- _WHAT NEEDS TO BE DONE_
Report each line from the data below that holds the word "back".

- Opening Delimiter -

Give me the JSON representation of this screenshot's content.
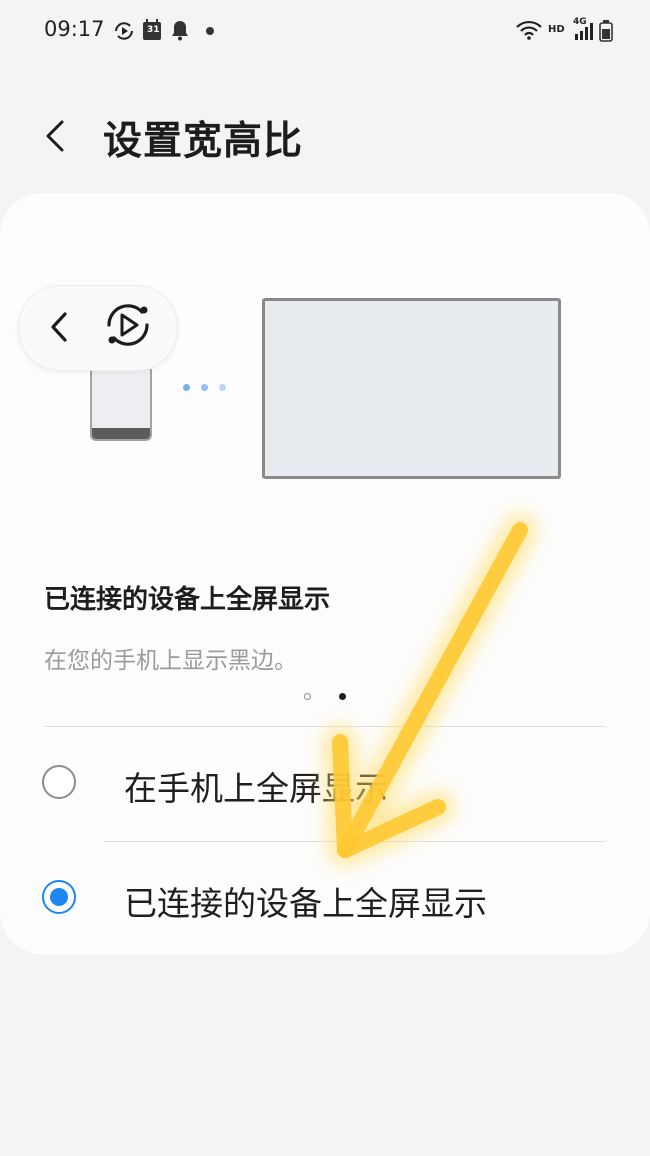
{
  "status_bar": {
    "time": "09:17",
    "calendar_day": "31",
    "network_hd": "HD",
    "network_4g": "4G",
    "icons": [
      "sync-play-icon",
      "calendar-icon",
      "bell-icon",
      "dot-icon",
      "wifi-icon",
      "signal-icon",
      "battery-icon"
    ]
  },
  "header": {
    "title": "设置宽高比",
    "back_icon": "back-chevron-icon"
  },
  "illustration": {
    "toolbar_icons": [
      "back-chevron-icon",
      "cast-play-icon"
    ]
  },
  "section": {
    "title": "已连接的设备上全屏显示",
    "description": "在您的手机上显示黑边。"
  },
  "pager": {
    "count": 2,
    "active_index": 1
  },
  "options": [
    {
      "label": "在手机上全屏显示",
      "selected": false
    },
    {
      "label": "已连接的设备上全屏显示",
      "selected": true
    }
  ],
  "colors": {
    "accent": "#1d87f1",
    "annotation_arrow": "#ffc933"
  }
}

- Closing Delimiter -

- _OUTPUT BELOW_
    "back_icon": "back-chevron-icon"
      "back-chevron-icon",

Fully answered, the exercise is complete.